- _How to complete this task_: Read the data, and whenever a line holds the word "JSON", report that line.

· · · ·

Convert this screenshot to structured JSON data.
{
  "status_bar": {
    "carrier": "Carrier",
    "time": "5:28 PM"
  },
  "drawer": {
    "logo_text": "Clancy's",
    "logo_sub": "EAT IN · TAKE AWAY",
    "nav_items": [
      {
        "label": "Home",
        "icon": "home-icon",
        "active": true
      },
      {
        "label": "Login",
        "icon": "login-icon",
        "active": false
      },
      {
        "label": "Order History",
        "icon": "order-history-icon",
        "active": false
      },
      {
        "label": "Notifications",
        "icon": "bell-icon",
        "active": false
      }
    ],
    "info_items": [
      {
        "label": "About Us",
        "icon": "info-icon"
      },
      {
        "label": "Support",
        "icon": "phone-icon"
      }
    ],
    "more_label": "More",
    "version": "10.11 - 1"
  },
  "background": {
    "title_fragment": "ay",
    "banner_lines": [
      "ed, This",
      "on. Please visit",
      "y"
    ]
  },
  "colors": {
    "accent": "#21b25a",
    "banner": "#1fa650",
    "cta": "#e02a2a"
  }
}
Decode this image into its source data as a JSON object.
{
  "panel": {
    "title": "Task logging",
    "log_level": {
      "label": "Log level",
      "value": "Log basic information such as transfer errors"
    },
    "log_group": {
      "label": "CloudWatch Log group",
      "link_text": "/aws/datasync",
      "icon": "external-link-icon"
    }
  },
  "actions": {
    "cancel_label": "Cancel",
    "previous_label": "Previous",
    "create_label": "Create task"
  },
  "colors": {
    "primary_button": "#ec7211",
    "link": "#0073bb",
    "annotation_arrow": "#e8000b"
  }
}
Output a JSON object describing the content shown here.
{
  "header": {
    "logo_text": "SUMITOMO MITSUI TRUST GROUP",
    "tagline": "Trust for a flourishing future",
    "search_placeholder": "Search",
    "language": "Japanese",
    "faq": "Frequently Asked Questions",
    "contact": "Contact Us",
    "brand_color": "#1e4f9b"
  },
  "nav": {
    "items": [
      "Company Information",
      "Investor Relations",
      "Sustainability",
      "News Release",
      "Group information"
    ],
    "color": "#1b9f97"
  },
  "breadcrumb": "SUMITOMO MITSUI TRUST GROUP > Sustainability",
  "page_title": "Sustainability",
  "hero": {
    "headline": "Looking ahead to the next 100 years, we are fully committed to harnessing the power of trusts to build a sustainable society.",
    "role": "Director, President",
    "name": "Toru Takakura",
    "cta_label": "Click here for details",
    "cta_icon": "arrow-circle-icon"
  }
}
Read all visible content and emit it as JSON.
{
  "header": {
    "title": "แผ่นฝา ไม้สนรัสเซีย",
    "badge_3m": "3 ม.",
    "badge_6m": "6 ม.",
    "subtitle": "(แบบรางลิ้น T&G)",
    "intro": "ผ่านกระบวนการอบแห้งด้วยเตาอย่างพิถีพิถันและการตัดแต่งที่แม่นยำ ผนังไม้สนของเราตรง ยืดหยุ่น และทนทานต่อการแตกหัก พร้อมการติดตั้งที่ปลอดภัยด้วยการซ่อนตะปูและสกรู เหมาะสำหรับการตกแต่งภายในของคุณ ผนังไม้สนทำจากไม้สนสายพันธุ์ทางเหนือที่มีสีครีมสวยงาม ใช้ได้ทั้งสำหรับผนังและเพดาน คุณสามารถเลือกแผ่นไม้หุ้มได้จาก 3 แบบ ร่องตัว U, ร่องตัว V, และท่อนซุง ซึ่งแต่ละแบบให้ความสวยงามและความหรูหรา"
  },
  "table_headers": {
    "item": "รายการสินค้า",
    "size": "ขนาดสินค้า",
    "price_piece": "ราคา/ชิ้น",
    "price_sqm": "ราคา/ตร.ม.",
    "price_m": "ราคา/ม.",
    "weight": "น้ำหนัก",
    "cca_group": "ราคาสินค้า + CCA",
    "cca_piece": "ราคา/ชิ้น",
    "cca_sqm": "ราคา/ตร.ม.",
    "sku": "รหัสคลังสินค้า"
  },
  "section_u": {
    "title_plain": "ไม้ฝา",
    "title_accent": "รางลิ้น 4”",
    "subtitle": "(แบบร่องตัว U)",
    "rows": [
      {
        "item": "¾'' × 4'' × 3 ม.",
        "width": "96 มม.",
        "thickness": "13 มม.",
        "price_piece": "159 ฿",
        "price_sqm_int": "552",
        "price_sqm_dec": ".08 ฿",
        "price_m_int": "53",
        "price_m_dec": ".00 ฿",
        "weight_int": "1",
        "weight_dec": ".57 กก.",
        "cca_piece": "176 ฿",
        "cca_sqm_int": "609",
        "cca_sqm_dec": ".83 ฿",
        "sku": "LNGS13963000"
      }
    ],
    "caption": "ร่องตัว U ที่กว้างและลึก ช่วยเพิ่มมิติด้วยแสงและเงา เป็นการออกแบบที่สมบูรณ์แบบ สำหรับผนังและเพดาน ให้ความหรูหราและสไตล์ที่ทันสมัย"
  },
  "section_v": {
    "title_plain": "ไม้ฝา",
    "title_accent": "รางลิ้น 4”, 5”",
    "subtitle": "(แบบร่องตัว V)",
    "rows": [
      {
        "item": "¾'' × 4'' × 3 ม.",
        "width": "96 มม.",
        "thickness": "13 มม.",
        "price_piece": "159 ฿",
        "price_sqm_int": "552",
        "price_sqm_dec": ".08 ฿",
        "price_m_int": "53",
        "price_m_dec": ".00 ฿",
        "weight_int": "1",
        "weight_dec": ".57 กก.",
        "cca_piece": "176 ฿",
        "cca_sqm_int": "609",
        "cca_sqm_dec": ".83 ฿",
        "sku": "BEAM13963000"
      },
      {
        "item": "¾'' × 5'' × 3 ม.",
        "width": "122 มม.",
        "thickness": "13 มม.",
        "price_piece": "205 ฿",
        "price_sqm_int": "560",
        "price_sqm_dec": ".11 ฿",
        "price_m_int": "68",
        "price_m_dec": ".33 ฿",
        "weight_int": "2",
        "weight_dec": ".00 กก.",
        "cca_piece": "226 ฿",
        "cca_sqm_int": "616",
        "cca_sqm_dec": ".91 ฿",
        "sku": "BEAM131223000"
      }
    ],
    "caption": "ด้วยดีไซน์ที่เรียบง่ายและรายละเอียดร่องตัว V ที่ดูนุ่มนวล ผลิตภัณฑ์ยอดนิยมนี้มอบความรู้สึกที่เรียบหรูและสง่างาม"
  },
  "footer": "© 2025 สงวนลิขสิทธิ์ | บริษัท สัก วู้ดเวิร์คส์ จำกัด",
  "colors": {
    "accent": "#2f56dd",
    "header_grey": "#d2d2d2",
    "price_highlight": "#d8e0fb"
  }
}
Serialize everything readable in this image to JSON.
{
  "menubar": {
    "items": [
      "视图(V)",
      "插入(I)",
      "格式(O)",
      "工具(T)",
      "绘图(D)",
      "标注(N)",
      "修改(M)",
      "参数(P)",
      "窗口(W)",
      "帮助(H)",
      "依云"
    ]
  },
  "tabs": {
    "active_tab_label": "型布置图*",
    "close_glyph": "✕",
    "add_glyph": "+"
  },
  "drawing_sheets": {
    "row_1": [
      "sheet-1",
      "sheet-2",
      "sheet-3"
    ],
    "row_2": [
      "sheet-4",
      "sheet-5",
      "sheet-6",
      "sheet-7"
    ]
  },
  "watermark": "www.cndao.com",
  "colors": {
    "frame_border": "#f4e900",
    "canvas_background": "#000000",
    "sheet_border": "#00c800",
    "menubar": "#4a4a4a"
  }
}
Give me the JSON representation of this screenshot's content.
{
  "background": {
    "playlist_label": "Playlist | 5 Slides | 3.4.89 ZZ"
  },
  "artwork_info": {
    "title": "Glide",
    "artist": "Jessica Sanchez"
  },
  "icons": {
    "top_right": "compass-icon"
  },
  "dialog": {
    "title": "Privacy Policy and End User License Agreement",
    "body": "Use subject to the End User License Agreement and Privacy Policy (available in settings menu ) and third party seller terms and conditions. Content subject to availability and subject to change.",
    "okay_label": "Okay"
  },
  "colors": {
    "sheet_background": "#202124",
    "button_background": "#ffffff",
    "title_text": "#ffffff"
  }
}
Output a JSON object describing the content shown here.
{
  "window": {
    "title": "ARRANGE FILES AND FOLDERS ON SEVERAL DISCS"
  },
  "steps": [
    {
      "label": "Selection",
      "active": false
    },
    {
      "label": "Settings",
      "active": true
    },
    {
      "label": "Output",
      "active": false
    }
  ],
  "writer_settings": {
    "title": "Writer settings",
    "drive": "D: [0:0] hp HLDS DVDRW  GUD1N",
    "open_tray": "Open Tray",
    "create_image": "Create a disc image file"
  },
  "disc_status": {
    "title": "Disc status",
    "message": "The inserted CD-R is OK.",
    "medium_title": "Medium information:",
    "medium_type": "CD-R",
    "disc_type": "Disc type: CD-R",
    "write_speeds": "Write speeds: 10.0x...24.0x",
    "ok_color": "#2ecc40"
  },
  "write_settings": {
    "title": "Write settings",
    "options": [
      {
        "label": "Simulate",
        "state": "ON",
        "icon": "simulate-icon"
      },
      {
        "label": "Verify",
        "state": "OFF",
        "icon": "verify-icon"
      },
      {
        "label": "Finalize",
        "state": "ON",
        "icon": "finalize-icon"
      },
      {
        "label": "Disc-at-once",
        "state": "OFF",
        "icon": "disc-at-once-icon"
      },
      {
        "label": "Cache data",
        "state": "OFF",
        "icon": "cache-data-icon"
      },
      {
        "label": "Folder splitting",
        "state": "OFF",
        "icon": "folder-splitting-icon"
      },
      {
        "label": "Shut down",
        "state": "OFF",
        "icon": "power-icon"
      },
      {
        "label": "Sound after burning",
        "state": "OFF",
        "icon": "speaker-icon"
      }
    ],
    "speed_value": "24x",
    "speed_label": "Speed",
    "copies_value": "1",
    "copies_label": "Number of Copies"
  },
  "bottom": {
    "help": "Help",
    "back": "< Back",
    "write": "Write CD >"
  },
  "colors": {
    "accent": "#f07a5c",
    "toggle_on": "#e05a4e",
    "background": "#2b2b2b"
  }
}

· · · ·

- _Task output_:
Convert this screenshot to structured JSON data.
Decode this image into its source data as a JSON object.
Output a JSON object describing the content shown here.
Read all visible content and emit it as JSON.
Serialize everything readable in this image to JSON.
Give me the JSON representation of this screenshot's content.
Output a JSON object describing the content shown here.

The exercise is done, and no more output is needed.